Stored data:
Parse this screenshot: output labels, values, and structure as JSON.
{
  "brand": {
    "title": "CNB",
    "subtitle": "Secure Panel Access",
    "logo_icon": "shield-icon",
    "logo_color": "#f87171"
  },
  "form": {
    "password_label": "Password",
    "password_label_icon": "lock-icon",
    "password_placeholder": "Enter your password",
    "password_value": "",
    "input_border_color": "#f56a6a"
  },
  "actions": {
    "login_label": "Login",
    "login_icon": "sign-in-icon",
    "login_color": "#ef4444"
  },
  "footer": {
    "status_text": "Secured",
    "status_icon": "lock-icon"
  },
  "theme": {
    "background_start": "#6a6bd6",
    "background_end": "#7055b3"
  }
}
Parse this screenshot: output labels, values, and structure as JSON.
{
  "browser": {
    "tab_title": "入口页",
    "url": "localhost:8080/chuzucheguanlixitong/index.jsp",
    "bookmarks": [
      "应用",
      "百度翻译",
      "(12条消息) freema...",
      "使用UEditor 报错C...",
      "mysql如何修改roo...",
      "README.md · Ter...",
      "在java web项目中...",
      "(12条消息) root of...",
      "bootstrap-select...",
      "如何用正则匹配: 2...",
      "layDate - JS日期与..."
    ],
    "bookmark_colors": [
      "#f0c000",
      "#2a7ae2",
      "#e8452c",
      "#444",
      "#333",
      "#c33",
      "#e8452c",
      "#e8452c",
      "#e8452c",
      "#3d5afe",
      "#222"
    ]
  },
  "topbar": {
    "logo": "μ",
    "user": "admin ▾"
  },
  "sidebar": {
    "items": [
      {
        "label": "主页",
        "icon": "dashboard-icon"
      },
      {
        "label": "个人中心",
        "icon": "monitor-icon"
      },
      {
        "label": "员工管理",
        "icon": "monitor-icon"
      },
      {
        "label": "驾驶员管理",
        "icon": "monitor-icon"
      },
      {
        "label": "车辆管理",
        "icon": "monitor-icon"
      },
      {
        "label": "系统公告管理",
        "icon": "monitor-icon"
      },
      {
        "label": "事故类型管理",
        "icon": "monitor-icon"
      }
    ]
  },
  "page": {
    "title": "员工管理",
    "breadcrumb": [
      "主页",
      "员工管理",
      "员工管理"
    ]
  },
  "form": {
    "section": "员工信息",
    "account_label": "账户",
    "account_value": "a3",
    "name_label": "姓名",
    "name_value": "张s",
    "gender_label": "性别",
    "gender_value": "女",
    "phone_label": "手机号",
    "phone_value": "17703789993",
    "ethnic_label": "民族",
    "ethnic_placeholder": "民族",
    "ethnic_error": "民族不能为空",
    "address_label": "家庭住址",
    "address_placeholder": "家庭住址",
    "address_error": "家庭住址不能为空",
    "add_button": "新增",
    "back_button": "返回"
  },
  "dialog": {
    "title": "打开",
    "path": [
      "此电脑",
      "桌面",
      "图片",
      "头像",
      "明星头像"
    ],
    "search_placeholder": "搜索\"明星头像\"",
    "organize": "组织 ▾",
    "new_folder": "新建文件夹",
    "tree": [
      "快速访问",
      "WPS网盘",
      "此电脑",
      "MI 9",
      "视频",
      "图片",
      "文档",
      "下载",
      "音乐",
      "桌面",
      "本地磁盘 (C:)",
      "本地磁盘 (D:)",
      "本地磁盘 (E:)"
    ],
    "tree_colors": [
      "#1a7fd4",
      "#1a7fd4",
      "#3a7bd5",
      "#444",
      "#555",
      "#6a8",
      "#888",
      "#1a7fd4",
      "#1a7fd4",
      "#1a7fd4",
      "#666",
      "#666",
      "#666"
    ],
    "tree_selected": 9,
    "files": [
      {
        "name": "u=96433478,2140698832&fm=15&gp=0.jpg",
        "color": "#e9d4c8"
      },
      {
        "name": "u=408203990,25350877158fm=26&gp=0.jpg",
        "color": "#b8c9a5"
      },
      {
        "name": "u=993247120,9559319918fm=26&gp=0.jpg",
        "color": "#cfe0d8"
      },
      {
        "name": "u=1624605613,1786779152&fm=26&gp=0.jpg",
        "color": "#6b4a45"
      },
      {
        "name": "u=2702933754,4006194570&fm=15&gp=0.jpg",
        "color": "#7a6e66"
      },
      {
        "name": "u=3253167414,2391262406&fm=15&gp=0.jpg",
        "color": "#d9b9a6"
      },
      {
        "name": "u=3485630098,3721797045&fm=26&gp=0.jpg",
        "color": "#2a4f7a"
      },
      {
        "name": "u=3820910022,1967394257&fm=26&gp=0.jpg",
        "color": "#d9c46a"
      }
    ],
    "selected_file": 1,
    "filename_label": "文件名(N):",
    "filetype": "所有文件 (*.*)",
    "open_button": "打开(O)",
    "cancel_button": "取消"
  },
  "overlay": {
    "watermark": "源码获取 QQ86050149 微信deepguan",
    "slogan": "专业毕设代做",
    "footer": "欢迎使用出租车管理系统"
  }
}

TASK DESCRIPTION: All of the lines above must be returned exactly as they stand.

RESULT OF THE EXERCISE:
Parse this screenshot: output labels, values, and structure as JSON.
{
  "brand": {
    "title": "CNB",
    "subtitle": "Secure Panel Access",
    "logo_icon": "shield-icon",
    "logo_color": "#f87171"
  },
  "form": {
    "password_label": "Password",
    "password_label_icon": "lock-icon",
    "password_placeholder": "Enter your password",
    "password_value": "",
    "input_border_color": "#f56a6a"
  },
  "actions": {
    "login_label": "Login",
    "login_icon": "sign-in-icon",
    "login_color": "#ef4444"
  },
  "footer": {
    "status_text": "Secured",
    "status_icon": "lock-icon"
  },
  "theme": {
    "background_start": "#6a6bd6",
    "background_end": "#7055b3"
  }
}
Parse this screenshot: output labels, values, and structure as JSON.
{
  "browser": {
    "tab_title": "入口页",
    "url": "localhost:8080/chuzucheguanlixitong/index.jsp",
    "bookmarks": [
      "应用",
      "百度翻译",
      "(12条消息) freema...",
      "使用UEditor 报错C...",
      "mysql如何修改roo...",
      "README.md · Ter...",
      "在java web项目中...",
      "(12条消息) root of...",
      "bootstrap-select...",
      "如何用正则匹配: 2...",
      "layDate - JS日期与..."
    ],
    "bookmark_colors": [
      "#f0c000",
      "#2a7ae2",
      "#e8452c",
      "#444",
      "#333",
      "#c33",
      "#e8452c",
      "#e8452c",
      "#e8452c",
      "#3d5afe",
      "#222"
    ]
  },
  "topbar": {
    "logo": "μ",
    "user": "admin ▾"
  },
  "sidebar": {
    "items": [
      {
        "label": "主页",
        "icon": "dashboard-icon"
      },
      {
        "label": "个人中心",
        "icon": "monitor-icon"
      },
      {
        "label": "员工管理",
        "icon": "monitor-icon"
      },
      {
        "label": "驾驶员管理",
        "icon": "monitor-icon"
      },
      {
        "label": "车辆管理",
        "icon": "monitor-icon"
      },
      {
        "label": "系统公告管理",
        "icon": "monitor-icon"
      },
      {
        "label": "事故类型管理",
        "icon": "monitor-icon"
      }
    ]
  },
  "page": {
    "title": "员工管理",
    "breadcrumb": [
      "主页",
      "员工管理",
      "员工管理"
    ]
  },
  "form": {
    "section": "员工信息",
    "account_label": "账户",
    "account_value": "a3",
    "name_label": "姓名",
    "name_value": "张s",
    "gender_label": "性别",
    "gender_value": "女",
    "phone_label": "手机号",
    "phone_value": "17703789993",
    "ethnic_label": "民族",
    "ethnic_placeholder": "民族",
    "ethnic_error": "民族不能为空",
    "address_label": "家庭住址",
    "address_placeholder": "家庭住址",
    "address_error": "家庭住址不能为空",
    "add_button": "新增",
    "back_button": "返回"
  },
  "dialog": {
    "title": "打开",
    "path": [
      "此电脑",
      "桌面",
      "图片",
      "头像",
      "明星头像"
    ],
    "search_placeholder": "搜索\"明星头像\"",
    "organize": "组织 ▾",
    "new_folder": "新建文件夹",
    "tree": [
      "快速访问",
      "WPS网盘",
      "此电脑",
      "MI 9",
      "视频",
      "图片",
      "文档",
      "下载",
      "音乐",
      "桌面",
      "本地磁盘 (C:)",
      "本地磁盘 (D:)",
      "本地磁盘 (E:)"
    ],
    "tree_colors": [
      "#1a7fd4",
      "#1a7fd4",
      "#3a7bd5",
      "#444",
      "#555",
      "#6a8",
      "#888",
      "#1a7fd4",
      "#1a7fd4",
      "#1a7fd4",
      "#666",
      "#666",
      "#666"
    ],
    "tree_selected": 9,
    "files": [
      {
        "name": "u=96433478,2140698832&fm=15&gp=0.jpg",
        "color": "#e9d4c8"
      },
      {
        "name": "u=408203990,25350877158fm=26&gp=0.jpg",
        "color": "#b8c9a5"
      },
      {
        "name": "u=993247120,9559319918fm=26&gp=0.jpg",
        "color": "#cfe0d8"
      },
      {
        "name": "u=1624605613,1786779152&fm=26&gp=0.jpg",
        "color": "#6b4a45"
      },
      {
        "name": "u=2702933754,4006194570&fm=15&gp=0.jpg",
        "color": "#7a6e66"
      },
      {
        "name": "u=3253167414,2391262406&fm=15&gp=0.jpg",
        "color": "#d9b9a6"
      },
      {
        "name": "u=3485630098,3721797045&fm=26&gp=0.jpg",
        "color": "#2a4f7a"
      },
      {
        "name": "u=3820910022,1967394257&fm=26&gp=0.jpg",
        "color": "#d9c46a"
      }
    ],
    "selected_file": 1,
    "filename_label": "文件名(N):",
    "filetype": "所有文件 (*.*)",
    "open_button": "打开(O)",
    "cancel_button": "取消"
  },
  "overlay": {
    "watermark": "源码获取 QQ86050149 微信deepguan",
    "slogan": "专业毕设代做",
    "footer": "欢迎使用出租车管理系统"
  }
}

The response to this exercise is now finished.